Exercise
Within the records below, find each line that holds the string "Comunicación", then copy it.

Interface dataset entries
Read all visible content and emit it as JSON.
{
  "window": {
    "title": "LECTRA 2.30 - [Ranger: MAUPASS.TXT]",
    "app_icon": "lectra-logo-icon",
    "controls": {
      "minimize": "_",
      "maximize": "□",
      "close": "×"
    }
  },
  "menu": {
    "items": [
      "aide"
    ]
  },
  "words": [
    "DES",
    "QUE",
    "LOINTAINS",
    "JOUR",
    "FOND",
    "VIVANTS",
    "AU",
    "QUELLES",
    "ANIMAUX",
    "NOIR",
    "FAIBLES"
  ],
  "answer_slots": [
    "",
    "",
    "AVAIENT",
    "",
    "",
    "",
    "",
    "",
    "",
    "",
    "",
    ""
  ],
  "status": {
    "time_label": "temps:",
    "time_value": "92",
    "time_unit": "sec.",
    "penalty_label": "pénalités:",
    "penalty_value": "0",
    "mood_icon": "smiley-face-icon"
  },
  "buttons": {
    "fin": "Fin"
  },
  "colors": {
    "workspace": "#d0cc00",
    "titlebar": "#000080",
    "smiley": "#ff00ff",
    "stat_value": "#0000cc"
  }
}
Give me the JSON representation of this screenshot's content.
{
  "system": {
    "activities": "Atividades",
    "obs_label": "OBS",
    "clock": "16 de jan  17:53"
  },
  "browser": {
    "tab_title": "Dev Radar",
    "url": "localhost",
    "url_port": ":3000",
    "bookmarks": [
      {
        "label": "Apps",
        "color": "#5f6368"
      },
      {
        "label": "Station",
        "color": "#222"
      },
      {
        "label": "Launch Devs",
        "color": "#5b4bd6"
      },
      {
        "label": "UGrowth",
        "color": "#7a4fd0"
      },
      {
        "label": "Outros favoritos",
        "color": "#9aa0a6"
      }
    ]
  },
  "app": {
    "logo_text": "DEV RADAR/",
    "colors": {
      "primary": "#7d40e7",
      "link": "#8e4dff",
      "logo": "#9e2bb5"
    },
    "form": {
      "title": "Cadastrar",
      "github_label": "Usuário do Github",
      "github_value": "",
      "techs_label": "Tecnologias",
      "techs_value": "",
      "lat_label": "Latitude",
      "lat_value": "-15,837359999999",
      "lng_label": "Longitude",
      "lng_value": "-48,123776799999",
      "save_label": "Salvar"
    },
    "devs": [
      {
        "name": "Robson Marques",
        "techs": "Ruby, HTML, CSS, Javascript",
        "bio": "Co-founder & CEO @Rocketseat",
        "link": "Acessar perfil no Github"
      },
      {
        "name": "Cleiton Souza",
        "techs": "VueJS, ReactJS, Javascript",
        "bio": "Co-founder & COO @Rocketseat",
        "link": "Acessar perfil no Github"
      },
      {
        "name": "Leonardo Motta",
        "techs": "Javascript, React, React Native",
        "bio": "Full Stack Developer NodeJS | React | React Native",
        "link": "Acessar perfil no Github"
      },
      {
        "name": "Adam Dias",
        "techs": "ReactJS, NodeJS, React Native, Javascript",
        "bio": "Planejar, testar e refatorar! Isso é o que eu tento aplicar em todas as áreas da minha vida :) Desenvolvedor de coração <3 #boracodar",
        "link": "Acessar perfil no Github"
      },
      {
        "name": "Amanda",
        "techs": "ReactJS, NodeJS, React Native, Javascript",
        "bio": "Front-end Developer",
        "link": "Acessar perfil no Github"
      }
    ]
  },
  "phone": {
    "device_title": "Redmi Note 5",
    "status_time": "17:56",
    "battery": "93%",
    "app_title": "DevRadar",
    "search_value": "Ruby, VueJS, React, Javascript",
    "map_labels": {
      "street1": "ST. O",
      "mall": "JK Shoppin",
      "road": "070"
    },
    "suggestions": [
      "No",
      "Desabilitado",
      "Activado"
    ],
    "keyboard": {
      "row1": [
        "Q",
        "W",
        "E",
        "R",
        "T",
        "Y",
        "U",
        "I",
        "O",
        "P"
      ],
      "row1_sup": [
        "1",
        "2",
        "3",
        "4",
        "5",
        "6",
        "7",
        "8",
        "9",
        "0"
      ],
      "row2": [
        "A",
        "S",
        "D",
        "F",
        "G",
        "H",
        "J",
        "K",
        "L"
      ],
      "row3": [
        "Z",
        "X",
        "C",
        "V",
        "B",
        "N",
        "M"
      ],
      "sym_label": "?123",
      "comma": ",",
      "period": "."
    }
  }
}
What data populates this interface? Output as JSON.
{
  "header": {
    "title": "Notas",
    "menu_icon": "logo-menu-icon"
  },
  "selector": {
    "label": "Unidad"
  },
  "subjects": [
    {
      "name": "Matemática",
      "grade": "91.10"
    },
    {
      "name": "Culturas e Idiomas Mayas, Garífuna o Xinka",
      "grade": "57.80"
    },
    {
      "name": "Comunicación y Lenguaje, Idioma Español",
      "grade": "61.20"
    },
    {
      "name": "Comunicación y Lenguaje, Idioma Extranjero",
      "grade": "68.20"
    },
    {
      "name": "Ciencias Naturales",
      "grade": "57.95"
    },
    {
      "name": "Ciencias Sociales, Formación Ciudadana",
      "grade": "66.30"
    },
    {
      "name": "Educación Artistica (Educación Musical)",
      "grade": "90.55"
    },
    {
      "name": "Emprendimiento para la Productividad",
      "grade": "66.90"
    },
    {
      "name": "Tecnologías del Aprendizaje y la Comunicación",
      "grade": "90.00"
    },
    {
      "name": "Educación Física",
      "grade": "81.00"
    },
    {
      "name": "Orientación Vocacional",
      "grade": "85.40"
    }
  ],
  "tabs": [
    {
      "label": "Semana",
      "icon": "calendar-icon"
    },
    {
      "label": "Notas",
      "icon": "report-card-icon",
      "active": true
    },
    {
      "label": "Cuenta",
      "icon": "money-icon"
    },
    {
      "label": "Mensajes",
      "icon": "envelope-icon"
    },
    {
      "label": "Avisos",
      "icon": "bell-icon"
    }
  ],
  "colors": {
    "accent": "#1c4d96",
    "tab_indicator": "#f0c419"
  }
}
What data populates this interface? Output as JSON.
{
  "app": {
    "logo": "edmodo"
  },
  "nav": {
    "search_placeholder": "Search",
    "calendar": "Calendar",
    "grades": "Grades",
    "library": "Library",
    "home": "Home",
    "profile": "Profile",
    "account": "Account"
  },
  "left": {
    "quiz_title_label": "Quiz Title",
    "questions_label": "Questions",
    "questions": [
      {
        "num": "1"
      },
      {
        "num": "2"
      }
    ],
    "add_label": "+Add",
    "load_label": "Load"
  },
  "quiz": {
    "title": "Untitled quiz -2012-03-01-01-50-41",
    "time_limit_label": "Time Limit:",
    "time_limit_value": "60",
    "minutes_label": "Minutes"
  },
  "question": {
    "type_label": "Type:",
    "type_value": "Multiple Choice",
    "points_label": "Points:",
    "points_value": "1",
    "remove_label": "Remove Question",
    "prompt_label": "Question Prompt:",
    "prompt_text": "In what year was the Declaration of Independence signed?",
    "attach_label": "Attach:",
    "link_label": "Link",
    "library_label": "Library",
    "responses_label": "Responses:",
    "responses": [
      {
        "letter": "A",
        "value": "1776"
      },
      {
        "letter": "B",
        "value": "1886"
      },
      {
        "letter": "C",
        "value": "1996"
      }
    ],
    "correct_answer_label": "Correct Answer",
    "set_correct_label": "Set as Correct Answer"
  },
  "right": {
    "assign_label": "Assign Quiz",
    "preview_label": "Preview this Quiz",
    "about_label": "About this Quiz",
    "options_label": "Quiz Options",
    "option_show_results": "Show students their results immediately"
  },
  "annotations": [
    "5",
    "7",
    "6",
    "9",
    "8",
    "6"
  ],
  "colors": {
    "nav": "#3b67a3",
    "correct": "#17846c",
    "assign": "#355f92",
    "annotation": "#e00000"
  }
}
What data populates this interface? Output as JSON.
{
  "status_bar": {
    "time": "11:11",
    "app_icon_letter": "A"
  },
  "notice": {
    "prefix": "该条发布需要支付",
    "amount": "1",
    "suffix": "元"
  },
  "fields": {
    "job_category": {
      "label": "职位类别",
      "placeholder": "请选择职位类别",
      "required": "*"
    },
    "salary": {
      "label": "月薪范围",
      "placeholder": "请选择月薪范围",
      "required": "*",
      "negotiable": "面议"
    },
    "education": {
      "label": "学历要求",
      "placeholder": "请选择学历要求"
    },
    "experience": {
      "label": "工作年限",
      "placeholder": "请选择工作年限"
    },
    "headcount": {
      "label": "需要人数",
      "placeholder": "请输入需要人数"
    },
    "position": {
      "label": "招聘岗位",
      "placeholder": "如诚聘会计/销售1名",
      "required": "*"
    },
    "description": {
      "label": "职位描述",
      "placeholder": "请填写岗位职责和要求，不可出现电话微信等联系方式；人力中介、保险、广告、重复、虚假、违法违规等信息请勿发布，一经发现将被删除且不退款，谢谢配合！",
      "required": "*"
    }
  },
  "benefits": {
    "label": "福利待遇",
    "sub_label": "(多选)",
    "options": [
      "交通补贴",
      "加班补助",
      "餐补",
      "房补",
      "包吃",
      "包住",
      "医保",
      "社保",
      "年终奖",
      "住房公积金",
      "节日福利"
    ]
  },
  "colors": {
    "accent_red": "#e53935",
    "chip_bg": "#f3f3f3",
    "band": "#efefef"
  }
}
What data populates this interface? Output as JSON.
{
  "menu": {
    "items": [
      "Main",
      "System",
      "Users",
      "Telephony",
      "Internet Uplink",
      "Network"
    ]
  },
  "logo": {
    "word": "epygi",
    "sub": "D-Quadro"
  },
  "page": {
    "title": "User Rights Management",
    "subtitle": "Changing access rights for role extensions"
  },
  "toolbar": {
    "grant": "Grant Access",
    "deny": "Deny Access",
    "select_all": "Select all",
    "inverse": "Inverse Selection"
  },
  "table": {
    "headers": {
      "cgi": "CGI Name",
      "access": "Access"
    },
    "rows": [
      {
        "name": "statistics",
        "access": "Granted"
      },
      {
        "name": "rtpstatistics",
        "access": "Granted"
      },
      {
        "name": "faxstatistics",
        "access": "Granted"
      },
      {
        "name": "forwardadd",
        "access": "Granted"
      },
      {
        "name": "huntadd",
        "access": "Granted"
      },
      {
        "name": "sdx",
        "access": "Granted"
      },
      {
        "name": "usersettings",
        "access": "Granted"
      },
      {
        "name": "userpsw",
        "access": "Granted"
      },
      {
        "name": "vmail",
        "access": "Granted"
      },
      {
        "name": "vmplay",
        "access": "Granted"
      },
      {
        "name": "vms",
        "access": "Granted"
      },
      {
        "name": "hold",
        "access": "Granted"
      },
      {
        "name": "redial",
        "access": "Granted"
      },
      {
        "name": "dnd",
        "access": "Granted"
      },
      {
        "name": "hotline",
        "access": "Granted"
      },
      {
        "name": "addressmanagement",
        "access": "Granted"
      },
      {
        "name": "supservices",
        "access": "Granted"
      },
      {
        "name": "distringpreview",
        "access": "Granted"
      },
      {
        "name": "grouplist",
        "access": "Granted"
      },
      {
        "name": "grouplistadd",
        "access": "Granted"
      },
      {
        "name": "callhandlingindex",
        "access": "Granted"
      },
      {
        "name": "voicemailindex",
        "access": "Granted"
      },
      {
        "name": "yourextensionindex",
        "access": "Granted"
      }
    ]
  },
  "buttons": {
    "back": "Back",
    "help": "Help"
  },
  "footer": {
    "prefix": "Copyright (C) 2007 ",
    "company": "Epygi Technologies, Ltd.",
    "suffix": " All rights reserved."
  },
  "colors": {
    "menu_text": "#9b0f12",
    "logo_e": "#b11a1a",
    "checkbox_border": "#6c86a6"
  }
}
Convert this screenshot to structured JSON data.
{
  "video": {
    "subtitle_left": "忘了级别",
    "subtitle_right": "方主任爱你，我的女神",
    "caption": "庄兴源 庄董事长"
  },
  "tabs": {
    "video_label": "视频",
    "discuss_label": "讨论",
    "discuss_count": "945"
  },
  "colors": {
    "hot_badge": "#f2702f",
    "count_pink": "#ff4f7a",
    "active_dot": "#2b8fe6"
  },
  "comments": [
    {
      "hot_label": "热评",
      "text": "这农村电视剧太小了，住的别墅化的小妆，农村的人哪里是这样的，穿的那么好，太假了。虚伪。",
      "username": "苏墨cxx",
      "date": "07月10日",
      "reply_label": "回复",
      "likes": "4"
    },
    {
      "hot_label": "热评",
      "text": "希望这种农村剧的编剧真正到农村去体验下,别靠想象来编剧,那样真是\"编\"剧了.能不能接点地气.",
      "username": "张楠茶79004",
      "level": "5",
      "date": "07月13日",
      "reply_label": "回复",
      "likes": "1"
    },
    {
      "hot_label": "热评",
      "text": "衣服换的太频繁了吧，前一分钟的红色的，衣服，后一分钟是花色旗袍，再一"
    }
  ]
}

Output of the task
      "name": "Comunicación y Lenguaje, Idioma Español",
      "name": "Comunicación y Lenguaje, Idioma Extranjero",
      "name": "Tecnologías del Aprendizaje y la Comunicación",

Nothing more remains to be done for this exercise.